He was hired as Michigan State's athletics director in 1976, and the Spartans would go on to claim 11 Big Ten championships during his tenure. MSU captured conference titles in football, basketball and baseball in 1978-79, winning the NCAA men's basketball championship the same year. He also hired College Football Hall of Fame coaching nominee Darryl Rogers, who led the Spartans to national acclaim.

After a one-year stint as athletics director at Arizona State, Kearney was hired as the Western Athletic Conference Commissioner in 1980, a post he would hold until his retirement in 1994. Under his tutelage, the conference crowned its first national football champion (BYU, 1984); earned its first Heisman and Outland Trophy winners; and oversaw the expansion to add Fresno State. For his devotion to intercollegiate athletics and its betterment, he was awarded NACDA's prestigious Corbett Award in 1991.

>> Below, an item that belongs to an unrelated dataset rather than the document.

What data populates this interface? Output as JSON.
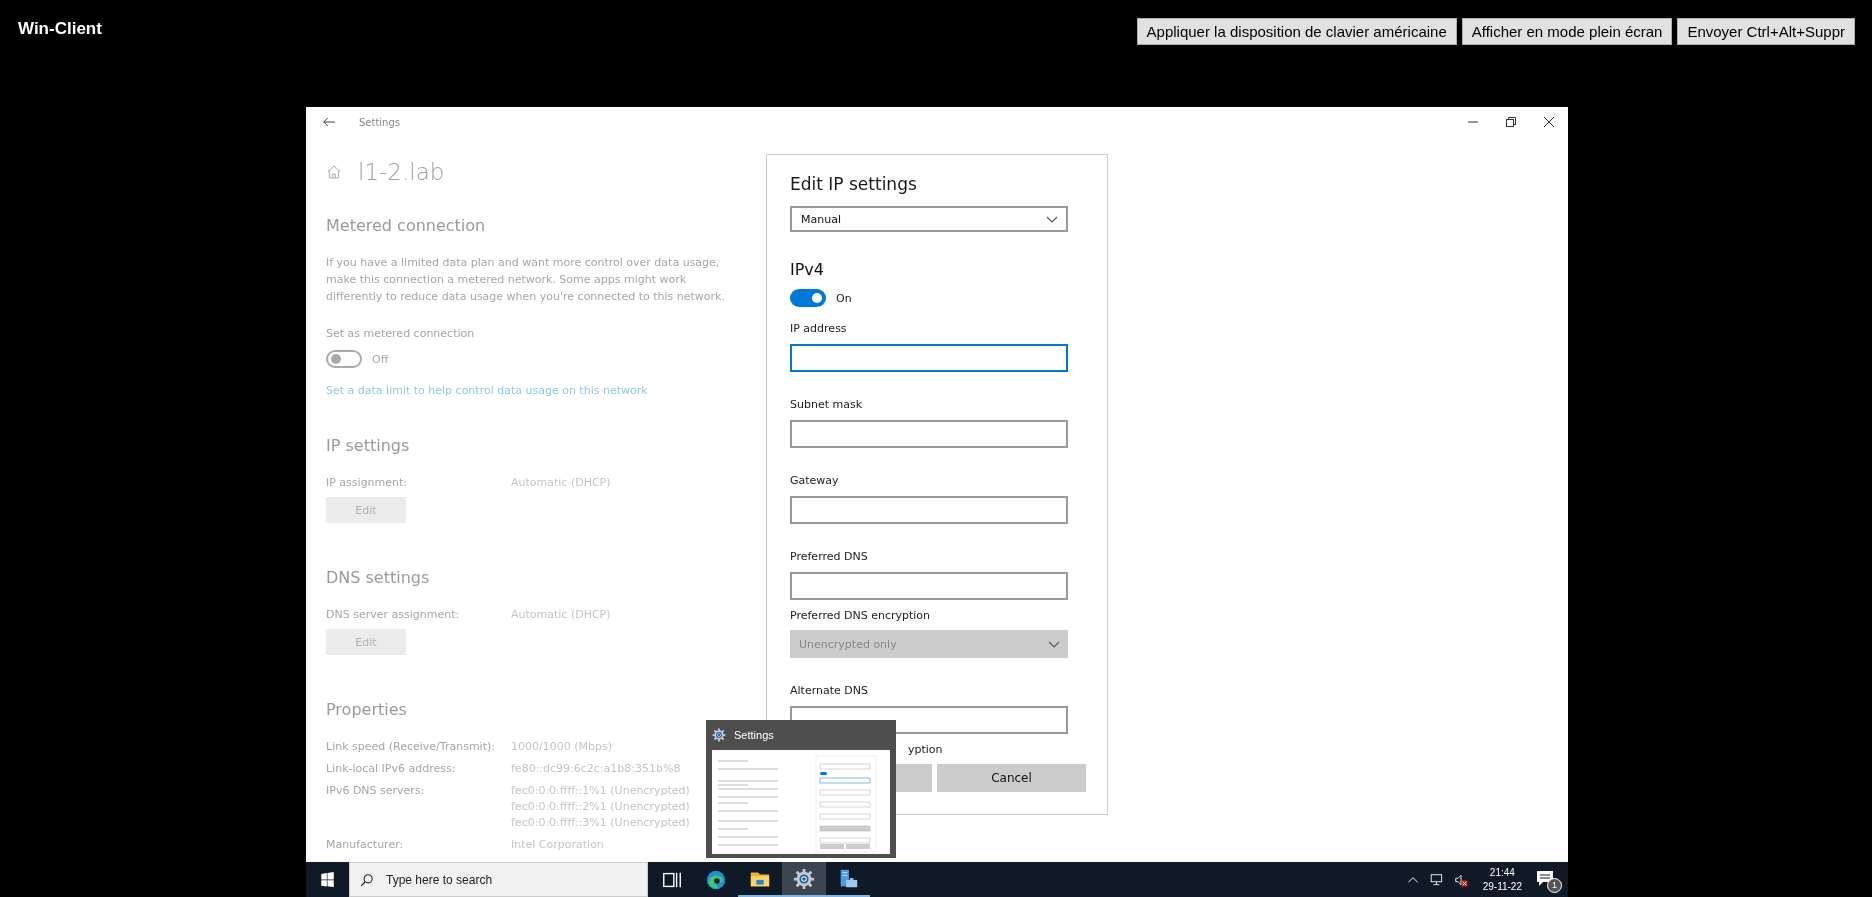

Dedicated to promoting the good that comes from the game of football, Kearney established three chapters (Colorado, Southern Arizona, King County (Wash.)) of the National Football Foundation throughout the country and was actively involved in the Southern Arizona Chapter until his health declined. He also served as a board member for the College Football Association; acted as president of the Collegiate Commissioner's Association; gained recognition as a special delegate to Congress on Title IX; and served on the U.S. Olympic Committee for 16 years. In his honor, the WAC established the Joe Kearney Award, which has been presented to the conference's top male and female athlete each year since 1991-92.

Kearney passed away on May 5, 2010 after an eight-month battle with pancreatic cancer. He is survived by his wife Dorothea, five children and 11 grandchildren.